In 1993, deep secretly at the Los Alamos National Laboratory in New Mexico, a slight light inside the fuel tank of a bus sparked an issue that had not yet ended.
The Liquid Scintillator Neutrino Detector (LSND) was looking for explosive radiation emitted by neutrinos, which is lighter and more rare in all known primary sources. “The most amazing thing was what we saw,” said Bill Louis, one of the pilot leaders.
The problem was that saw a lot. Researchers thought that neutrines could fly in different directions during flight. The LSND had begun testing this concept by pointing to the price of muon neutrinos, one of the three known types, in the fuel tank, and counting the number of electrons neutrinos that arrived there. However Louis and his team noticed more neutrin electrons coming into the tank than the simple theory of neutrino oscillations predicted.
Since then, more neutrino tests have been performed, each larger than the last. In the mountains, in uncharted caves, and glaciers below the South Pole, astronomers have established churches with tiny sliding particles. But as the experiment detected neutrinos from all sides, they continued to provide conflicting images of how small particles act. “The plot is still growing,” Louis said.
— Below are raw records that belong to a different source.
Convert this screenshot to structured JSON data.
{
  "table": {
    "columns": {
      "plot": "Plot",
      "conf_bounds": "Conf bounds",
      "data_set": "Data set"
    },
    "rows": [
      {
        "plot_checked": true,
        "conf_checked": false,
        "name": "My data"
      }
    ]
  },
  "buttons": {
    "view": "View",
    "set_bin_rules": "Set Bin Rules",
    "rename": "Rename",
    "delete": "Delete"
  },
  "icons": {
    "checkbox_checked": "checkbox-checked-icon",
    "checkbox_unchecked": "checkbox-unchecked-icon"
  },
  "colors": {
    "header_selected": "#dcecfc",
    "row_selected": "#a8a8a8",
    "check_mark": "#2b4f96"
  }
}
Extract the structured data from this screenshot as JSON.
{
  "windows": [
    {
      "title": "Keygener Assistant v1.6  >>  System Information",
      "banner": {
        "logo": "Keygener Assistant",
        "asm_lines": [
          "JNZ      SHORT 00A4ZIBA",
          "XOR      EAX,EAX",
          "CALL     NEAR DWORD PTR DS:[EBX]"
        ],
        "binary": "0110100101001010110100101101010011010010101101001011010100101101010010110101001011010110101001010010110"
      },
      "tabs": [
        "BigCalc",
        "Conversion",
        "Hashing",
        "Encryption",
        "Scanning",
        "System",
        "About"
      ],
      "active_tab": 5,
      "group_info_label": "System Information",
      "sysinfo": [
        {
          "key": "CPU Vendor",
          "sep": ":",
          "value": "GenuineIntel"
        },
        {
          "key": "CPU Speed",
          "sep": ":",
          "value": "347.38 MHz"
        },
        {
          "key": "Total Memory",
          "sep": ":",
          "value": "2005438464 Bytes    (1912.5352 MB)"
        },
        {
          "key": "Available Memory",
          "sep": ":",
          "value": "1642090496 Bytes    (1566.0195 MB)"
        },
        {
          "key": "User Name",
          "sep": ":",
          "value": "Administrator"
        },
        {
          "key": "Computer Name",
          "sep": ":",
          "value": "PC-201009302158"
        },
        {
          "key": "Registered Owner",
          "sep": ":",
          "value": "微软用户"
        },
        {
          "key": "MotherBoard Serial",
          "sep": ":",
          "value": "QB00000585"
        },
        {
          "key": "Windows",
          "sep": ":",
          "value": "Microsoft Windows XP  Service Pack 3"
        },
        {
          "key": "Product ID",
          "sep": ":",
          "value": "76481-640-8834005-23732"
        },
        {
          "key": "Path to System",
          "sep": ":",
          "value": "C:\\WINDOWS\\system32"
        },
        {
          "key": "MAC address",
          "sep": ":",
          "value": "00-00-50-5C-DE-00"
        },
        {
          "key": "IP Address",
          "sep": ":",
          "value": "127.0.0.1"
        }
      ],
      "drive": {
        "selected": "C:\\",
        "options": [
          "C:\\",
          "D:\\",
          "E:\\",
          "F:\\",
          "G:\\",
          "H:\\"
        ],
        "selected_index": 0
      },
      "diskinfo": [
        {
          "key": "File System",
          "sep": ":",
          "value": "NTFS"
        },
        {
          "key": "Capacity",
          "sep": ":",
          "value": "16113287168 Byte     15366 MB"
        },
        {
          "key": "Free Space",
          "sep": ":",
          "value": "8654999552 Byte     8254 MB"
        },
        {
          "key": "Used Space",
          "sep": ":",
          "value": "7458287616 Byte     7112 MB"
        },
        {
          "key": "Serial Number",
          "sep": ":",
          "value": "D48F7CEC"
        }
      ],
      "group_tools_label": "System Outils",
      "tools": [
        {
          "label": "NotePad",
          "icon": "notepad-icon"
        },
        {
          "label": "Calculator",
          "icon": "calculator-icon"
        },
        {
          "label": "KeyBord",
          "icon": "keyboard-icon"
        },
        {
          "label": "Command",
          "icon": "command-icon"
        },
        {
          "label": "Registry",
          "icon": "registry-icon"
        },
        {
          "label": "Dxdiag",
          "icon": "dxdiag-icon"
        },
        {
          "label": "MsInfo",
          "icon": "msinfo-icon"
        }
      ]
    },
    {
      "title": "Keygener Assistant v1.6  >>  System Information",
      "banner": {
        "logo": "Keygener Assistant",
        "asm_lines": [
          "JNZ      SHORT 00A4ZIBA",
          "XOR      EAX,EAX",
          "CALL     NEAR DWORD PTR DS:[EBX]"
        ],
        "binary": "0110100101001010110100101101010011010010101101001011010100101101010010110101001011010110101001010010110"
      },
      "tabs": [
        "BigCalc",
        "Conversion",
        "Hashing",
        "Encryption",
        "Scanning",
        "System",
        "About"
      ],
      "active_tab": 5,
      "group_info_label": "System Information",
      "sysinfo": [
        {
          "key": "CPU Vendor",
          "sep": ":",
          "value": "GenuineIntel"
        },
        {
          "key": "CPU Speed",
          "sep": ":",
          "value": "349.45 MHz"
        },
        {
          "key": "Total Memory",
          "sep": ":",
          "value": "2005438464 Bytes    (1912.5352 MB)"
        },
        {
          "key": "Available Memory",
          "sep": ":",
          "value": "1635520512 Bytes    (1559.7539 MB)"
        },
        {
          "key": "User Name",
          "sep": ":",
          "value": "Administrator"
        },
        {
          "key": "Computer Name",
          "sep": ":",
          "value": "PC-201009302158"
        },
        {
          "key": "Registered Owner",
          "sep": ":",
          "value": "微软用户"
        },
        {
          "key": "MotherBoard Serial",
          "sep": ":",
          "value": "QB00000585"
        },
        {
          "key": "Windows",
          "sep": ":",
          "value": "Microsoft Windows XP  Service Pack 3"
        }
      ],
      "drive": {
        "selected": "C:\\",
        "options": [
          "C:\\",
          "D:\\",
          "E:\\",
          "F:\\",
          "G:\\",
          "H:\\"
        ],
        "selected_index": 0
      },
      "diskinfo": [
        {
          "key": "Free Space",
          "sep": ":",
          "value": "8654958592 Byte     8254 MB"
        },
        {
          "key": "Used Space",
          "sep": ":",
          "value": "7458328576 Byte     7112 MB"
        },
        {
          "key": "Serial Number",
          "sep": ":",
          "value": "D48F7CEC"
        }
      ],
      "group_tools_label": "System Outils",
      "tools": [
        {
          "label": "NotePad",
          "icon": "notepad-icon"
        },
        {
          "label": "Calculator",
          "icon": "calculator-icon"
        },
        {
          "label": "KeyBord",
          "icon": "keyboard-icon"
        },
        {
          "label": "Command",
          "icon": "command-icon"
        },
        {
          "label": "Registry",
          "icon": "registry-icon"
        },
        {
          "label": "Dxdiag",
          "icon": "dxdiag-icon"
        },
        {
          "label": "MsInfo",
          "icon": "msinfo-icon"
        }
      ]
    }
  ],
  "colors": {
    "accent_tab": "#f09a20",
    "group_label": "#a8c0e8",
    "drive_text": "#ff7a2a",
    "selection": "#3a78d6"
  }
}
“It is a very confusing story. I call it the Forking Paths Field, ”he said Carlos Argüelles-Delgado, a neuroscientist at Harvard University. In Jorge Luis Borges’ short talk in 1941 of the title, the branches of time become innumerable future. With neutrinos, conflicting results have led believers to follow different paths, unsure of which data to believe and which could be misleading. “Like any research article, you sometimes see the benefits and throw them in the wrong direction,” Argüelles-Delgado said.
A simple explanation for the LSND anomaly was the presence of a new, fourth type of neutrino, called a sterile neutrino, which combines all types of neutrino according to new rules. Barren neutrons allow muon neutrons to move easily in electron neutrons at short distances to the fuel tank.
But over time, the sterile neutrino did not match the results of other experiments. “We had our best ideas, but the problem was that somewhere they failed miserably,” Argüelles-Delgado said. “We were deep in the woods, and we had to get out.”
Forced to return, astronomers have been reconsidering the causes of the chaos and its consequences. In recent years, they have developed new theories that are far more complex than the infertile neutrino, but which, if correct, can completely change physics – eliminating distortions in neutrino oscillation data and other major physics mysteries simultaneously. At the very least, these new species have heavy neutrins that can contain black matter, invisible matter that covers galaxies that appear to be four times larger than ordinary objects.
Now, four reviews released yesterday with a MicroBooNE test at the Fermi National Accelerator Laboratory near Chicago and some recent research from the IceCube detector at the South Pole all suggest that the most complex theories of neutrino could be on the right track — even though the future is uncertain.
Argüelles-Delgado states: “I feel as if something inside of it. “It’s a very difficult place to point out.”
When Wolfgang Pauli spoke of the existence of neutrino in 1930 to describe the disappearance of energy from radioactive decay, he called it the “incurable drug.” His imaginary design did not have a lot of power or electricity, which makes him doubt that experimentation can detect it. “It’s something no believer should do,” he wrote in his journal at the time. But in 1956, in a different experiment with LSND, there was a neutrino.
Soon, success was interrupted when astronomers discovered neutrinos coming from the sun, from which tiny droplets of light emitted by nectar, and found less than half of the predicted number of stars and their reaction to nuclear energy. By the 1990’s, it was clear that neutrinos were performing a miracle. Not only do solar neutrinos appear to be miraculously extinct, but also neutrinos fall to the earth when cosmic light collides with the atmosphere.